Cite as: [title of item], Joseph Henry Lumpkin family papers, 1821-1862 (bulk 1852-1857), Alexander Campbell King Law Library, University of Georgia School of Law, on deposit at the Hargrett Rare Book and Manuscript Library, The University of Georgia Libraries, presented in the Digital Library of Georgia
2 pages/leaves
Original Collection:
Manuscript held by the Hargrett Rare Book and Manuscript Library, Joseph Henry Lumpkin family papers, 1821-1862 (bulk 1852-1857), box 1, folder 75, document jhl0075.
Holding Institution:
Hargrett Library
Rights Statement information

Page: [1]

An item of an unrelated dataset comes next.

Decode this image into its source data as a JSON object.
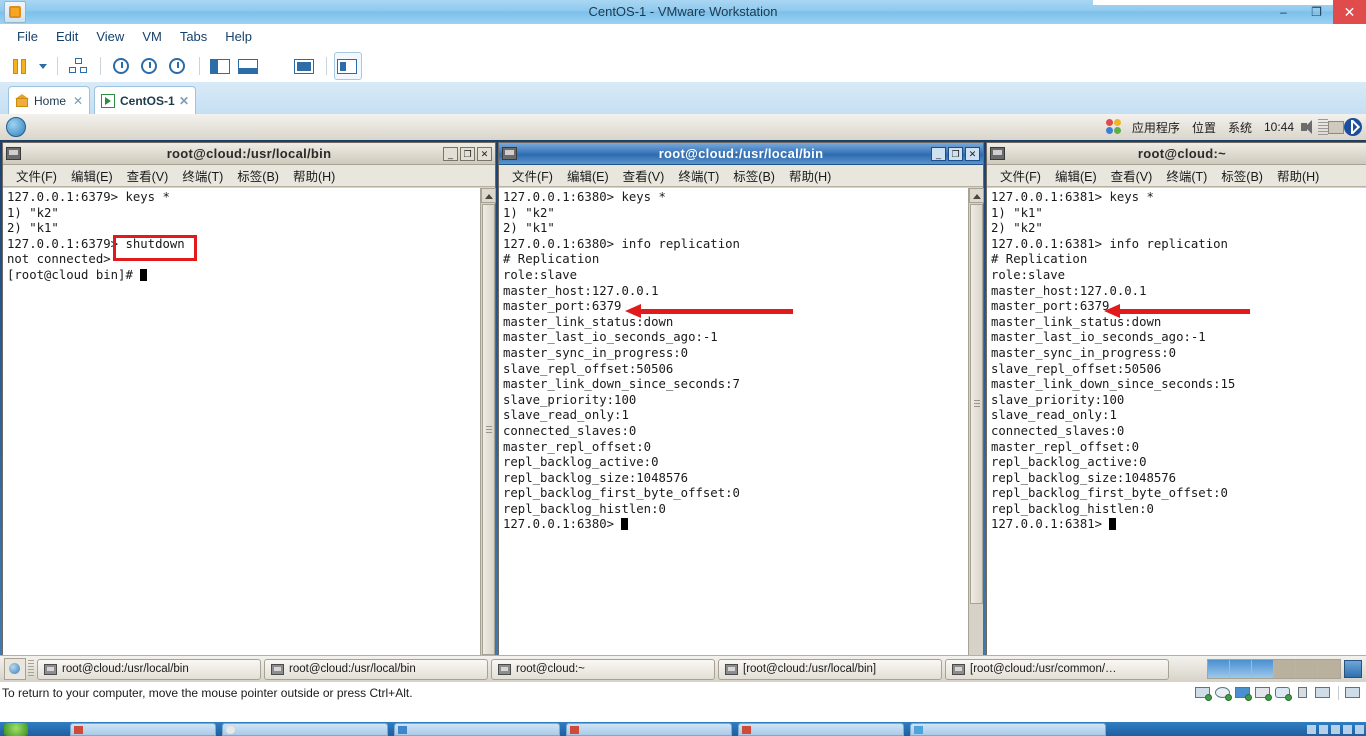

Montgomery -- Sunday night
My dear Miss Callie,
A few moments are allowed me this evening to acknowledge the reception of your sweet letter -- Your letter, my own Miss Callie, has, if it is possible, enlisted more warmly my feelings and draws forth the strongest affections of my heart towards you -- every day but tends to confirm me in my belief of the great loveliness and assure me of how inestimable a treasure I possess -- But I must be short. the time for the adjournment draws near, and there are ten thousand things yet to be done -- I shall leave Here on wednesday morning and proceed directly to Macon, with my aunt (Mrs. wiley) who will reach this place on Tuesday night -- I will see your father at Macon, in person; for to you, I'll confess it, that I have written him there several times and each time destroyed the letter, not being satisfied -- It is no easy matter, let him try it who will, for one who sincerely and devotedly loves a beloved daughter to ask by letter her parents to surrender their jewel, "the light of their house" -- I may find the embarrassment equally great viv voce -- but I'll try it -- I received a letter from him on yesterday, saying that all were very well

Page: [2]

the Legislature adjourns on Tuesday, I shall leave this place on wednesday and having to accompany my aunt to Macon, fear I shall not reach Athens before Monday evening -- I hope the detention will only make you the happier to see me -- how leaden paced the hours will be till [until] I stand in your dear presence -- You my dear Miss Callie, can never know how devotedly and truly I love -- my whole heart is yours, happy am I that it is in your custody -- Be not surprised should you see me on Sat [Saturday] evening, if possible I shall be in Athens --

My regards to your father's family and believe me
as ever devotedly your
[Signed] Porter